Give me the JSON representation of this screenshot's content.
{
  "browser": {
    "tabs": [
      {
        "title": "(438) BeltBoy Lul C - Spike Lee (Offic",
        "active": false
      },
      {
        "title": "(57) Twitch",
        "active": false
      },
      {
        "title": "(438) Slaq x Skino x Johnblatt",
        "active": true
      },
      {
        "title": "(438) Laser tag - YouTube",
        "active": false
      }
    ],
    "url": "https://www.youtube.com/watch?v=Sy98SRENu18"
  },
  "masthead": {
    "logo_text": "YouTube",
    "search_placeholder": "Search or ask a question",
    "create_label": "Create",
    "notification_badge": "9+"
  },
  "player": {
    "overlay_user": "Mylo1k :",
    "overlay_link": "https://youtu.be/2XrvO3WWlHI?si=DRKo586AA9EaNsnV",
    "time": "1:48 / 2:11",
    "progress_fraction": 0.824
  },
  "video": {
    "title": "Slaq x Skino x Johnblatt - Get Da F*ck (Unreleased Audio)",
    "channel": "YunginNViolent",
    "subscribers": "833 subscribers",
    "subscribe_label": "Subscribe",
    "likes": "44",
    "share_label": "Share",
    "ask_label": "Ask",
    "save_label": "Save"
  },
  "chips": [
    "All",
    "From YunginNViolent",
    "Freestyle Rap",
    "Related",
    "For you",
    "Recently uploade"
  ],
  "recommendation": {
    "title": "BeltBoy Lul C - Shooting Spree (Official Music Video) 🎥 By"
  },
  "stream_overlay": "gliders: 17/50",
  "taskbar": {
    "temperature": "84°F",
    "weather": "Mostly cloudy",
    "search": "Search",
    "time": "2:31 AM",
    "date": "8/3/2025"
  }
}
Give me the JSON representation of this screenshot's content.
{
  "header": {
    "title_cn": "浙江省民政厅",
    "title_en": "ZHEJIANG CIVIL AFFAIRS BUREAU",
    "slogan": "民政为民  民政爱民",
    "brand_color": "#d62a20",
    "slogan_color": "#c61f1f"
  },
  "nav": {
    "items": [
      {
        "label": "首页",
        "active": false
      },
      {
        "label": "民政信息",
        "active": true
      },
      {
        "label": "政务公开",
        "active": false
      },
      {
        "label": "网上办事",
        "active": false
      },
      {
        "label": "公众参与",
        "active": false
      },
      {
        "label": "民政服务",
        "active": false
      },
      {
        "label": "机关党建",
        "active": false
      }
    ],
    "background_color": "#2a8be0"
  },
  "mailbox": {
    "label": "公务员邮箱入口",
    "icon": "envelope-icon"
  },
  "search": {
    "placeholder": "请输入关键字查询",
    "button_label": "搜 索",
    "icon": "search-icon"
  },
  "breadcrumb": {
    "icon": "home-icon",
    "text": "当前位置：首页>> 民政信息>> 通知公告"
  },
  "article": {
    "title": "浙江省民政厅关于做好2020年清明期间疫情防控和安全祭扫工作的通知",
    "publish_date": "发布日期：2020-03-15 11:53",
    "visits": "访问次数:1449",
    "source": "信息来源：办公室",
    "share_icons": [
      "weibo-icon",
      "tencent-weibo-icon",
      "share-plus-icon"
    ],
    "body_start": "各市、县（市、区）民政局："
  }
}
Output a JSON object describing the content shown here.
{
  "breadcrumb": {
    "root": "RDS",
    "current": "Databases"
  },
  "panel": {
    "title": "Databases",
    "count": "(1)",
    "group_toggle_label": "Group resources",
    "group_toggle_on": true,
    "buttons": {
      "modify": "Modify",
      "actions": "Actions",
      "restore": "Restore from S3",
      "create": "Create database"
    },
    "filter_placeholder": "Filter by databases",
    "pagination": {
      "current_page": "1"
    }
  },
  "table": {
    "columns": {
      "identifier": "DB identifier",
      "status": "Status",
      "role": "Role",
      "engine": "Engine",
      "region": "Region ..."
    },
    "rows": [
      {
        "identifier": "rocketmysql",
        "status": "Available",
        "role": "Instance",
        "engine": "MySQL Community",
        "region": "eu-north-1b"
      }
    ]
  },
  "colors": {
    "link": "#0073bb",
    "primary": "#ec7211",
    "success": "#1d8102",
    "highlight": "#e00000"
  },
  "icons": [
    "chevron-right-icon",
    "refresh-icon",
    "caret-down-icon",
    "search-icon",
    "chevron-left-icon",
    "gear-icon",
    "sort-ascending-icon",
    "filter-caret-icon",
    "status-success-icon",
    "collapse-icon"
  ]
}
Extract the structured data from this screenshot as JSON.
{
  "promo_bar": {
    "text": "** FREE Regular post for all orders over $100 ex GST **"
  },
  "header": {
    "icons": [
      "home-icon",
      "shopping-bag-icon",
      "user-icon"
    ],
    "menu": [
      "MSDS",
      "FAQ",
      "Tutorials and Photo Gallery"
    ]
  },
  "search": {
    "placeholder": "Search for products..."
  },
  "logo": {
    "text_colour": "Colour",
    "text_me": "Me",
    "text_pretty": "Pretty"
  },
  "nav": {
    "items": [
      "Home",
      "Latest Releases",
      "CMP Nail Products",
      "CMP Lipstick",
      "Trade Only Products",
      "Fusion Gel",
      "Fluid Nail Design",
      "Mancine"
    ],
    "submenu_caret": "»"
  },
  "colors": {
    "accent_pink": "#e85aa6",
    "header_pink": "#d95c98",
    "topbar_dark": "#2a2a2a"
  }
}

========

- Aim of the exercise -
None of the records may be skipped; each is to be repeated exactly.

- Reply to the task -
Give me the JSON representation of this screenshot's content.
{
  "browser": {
    "tabs": [
      {
        "title": "(438) BeltBoy Lul C - Spike Lee (Offic",
        "active": false
      },
      {
        "title": "(57) Twitch",
        "active": false
      },
      {
        "title": "(438) Slaq x Skino x Johnblatt",
        "active": true
      },
      {
        "title": "(438) Laser tag - YouTube",
        "active": false
      }
    ],
    "url": "https://www.youtube.com/watch?v=Sy98SRENu18"
  },
  "masthead": {
    "logo_text": "YouTube",
    "search_placeholder": "Search or ask a question",
    "create_label": "Create",
    "notification_badge": "9+"
  },
  "player": {
    "overlay_user": "Mylo1k :",
    "overlay_link": "https://youtu.be/2XrvO3WWlHI?si=DRKo586AA9EaNsnV",
    "time": "1:48 / 2:11",
    "progress_fraction": 0.824
  },
  "video": {
    "title": "Slaq x Skino x Johnblatt - Get Da F*ck (Unreleased Audio)",
    "channel": "YunginNViolent",
    "subscribers": "833 subscribers",
    "subscribe_label": "Subscribe",
    "likes": "44",
    "share_label": "Share",
    "ask_label": "Ask",
    "save_label": "Save"
  },
  "chips": [
    "All",
    "From YunginNViolent",
    "Freestyle Rap",
    "Related",
    "For you",
    "Recently uploade"
  ],
  "recommendation": {
    "title": "BeltBoy Lul C - Shooting Spree (Official Music Video) 🎥 By"
  },
  "stream_overlay": "gliders: 17/50",
  "taskbar": {
    "temperature": "84°F",
    "weather": "Mostly cloudy",
    "search": "Search",
    "time": "2:31 AM",
    "date": "8/3/2025"
  }
}
Give me the JSON representation of this screenshot's content.
{
  "header": {
    "title_cn": "浙江省民政厅",
    "title_en": "ZHEJIANG CIVIL AFFAIRS BUREAU",
    "slogan": "民政为民  民政爱民",
    "brand_color": "#d62a20",
    "slogan_color": "#c61f1f"
  },
  "nav": {
    "items": [
      {
        "label": "首页",
        "active": false
      },
      {
        "label": "民政信息",
        "active": true
      },
      {
        "label": "政务公开",
        "active": false
      },
      {
        "label": "网上办事",
        "active": false
      },
      {
        "label": "公众参与",
        "active": false
      },
      {
        "label": "民政服务",
        "active": false
      },
      {
        "label": "机关党建",
        "active": false
      }
    ],
    "background_color": "#2a8be0"
  },
  "mailbox": {
    "label": "公务员邮箱入口",
    "icon": "envelope-icon"
  },
  "search": {
    "placeholder": "请输入关键字查询",
    "button_label": "搜 索",
    "icon": "search-icon"
  },
  "breadcrumb": {
    "icon": "home-icon",
    "text": "当前位置：首页>> 民政信息>> 通知公告"
  },
  "article": {
    "title": "浙江省民政厅关于做好2020年清明期间疫情防控和安全祭扫工作的通知",
    "publish_date": "发布日期：2020-03-15 11:53",
    "visits": "访问次数:1449",
    "source": "信息来源：办公室",
    "share_icons": [
      "weibo-icon",
      "tencent-weibo-icon",
      "share-plus-icon"
    ],
    "body_start": "各市、县（市、区）民政局："
  }
}
Output a JSON object describing the content shown here.
{
  "breadcrumb": {
    "root": "RDS",
    "current": "Databases"
  },
  "panel": {
    "title": "Databases",
    "count": "(1)",
    "group_toggle_label": "Group resources",
    "group_toggle_on": true,
    "buttons": {
      "modify": "Modify",
      "actions": "Actions",
      "restore": "Restore from S3",
      "create": "Create database"
    },
    "filter_placeholder": "Filter by databases",
    "pagination": {
      "current_page": "1"
    }
  },
  "table": {
    "columns": {
      "identifier": "DB identifier",
      "status": "Status",
      "role": "Role",
      "engine": "Engine",
      "region": "Region ..."
    },
    "rows": [
      {
        "identifier": "rocketmysql",
        "status": "Available",
        "role": "Instance",
        "engine": "MySQL Community",
        "region": "eu-north-1b"
      }
    ]
  },
  "colors": {
    "link": "#0073bb",
    "primary": "#ec7211",
    "success": "#1d8102",
    "highlight": "#e00000"
  },
  "icons": [
    "chevron-right-icon",
    "refresh-icon",
    "caret-down-icon",
    "search-icon",
    "chevron-left-icon",
    "gear-icon",
    "sort-ascending-icon",
    "filter-caret-icon",
    "status-success-icon",
    "collapse-icon"
  ]
}
Extract the structured data from this screenshot as JSON.
{
  "promo_bar": {
    "text": "** FREE Regular post for all orders over $100 ex GST **"
  },
  "header": {
    "icons": [
      "home-icon",
      "shopping-bag-icon",
      "user-icon"
    ],
    "menu": [
      "MSDS",
      "FAQ",
      "Tutorials and Photo Gallery"
    ]
  },
  "search": {
    "placeholder": "Search for products..."
  },
  "logo": {
    "text_colour": "Colour",
    "text_me": "Me",
    "text_pretty": "Pretty"
  },
  "nav": {
    "items": [
      "Home",
      "Latest Releases",
      "CMP Nail Products",
      "CMP Lipstick",
      "Trade Only Products",
      "Fusion Gel",
      "Fluid Nail Design",
      "Mancine"
    ],
    "submenu_caret": "»"
  },
  "colors": {
    "accent_pink": "#e85aa6",
    "header_pink": "#d95c98",
    "topbar_dark": "#2a2a2a"
  }
}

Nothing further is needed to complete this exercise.